(Exercise) Your task is to show every line in the listing below that includes "wardrobe".
==== Dataset extract ====
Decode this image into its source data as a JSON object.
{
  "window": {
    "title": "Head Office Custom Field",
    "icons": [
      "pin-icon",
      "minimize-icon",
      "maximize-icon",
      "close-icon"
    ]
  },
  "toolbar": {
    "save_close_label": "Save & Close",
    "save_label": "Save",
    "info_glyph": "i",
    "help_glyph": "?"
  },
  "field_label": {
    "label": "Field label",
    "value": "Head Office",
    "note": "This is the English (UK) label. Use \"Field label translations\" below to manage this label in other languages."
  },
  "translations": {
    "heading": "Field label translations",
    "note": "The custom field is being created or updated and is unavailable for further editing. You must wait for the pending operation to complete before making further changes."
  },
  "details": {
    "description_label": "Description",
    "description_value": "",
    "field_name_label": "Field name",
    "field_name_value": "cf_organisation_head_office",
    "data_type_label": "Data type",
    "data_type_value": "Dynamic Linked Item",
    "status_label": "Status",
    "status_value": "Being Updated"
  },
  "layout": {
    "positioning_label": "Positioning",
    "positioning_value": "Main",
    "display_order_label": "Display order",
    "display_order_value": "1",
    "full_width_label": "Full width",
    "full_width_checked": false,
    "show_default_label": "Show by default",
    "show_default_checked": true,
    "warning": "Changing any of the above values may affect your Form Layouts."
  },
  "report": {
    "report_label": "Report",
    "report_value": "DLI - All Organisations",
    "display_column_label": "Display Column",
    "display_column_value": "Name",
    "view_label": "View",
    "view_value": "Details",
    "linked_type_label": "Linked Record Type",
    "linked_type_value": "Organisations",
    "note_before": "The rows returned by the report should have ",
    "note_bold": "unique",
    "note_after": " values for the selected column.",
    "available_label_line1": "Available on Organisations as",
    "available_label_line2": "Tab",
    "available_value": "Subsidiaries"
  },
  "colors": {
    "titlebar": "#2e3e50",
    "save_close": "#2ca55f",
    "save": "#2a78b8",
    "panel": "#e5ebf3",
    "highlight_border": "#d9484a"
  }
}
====
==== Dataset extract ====
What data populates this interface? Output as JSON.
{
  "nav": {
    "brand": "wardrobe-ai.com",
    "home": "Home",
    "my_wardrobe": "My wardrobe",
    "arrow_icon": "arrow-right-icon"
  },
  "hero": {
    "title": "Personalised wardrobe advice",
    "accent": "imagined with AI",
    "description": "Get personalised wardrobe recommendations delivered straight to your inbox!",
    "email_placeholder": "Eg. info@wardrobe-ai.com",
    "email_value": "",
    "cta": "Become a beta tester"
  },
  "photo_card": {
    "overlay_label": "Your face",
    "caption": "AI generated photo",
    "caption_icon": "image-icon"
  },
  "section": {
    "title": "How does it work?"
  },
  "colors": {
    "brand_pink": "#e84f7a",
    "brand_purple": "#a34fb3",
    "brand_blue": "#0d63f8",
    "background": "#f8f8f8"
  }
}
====
(Answer space)
    "brand": "wardrobe-ai.com",
    "my_wardrobe": "My wardrobe",
    "title": "Personalised wardrobe advice",
    "description": "Get personalised wardrobe recommendations delivered straight to your inbox!",
    "email_placeholder": "Eg. info@wardrobe-ai.com",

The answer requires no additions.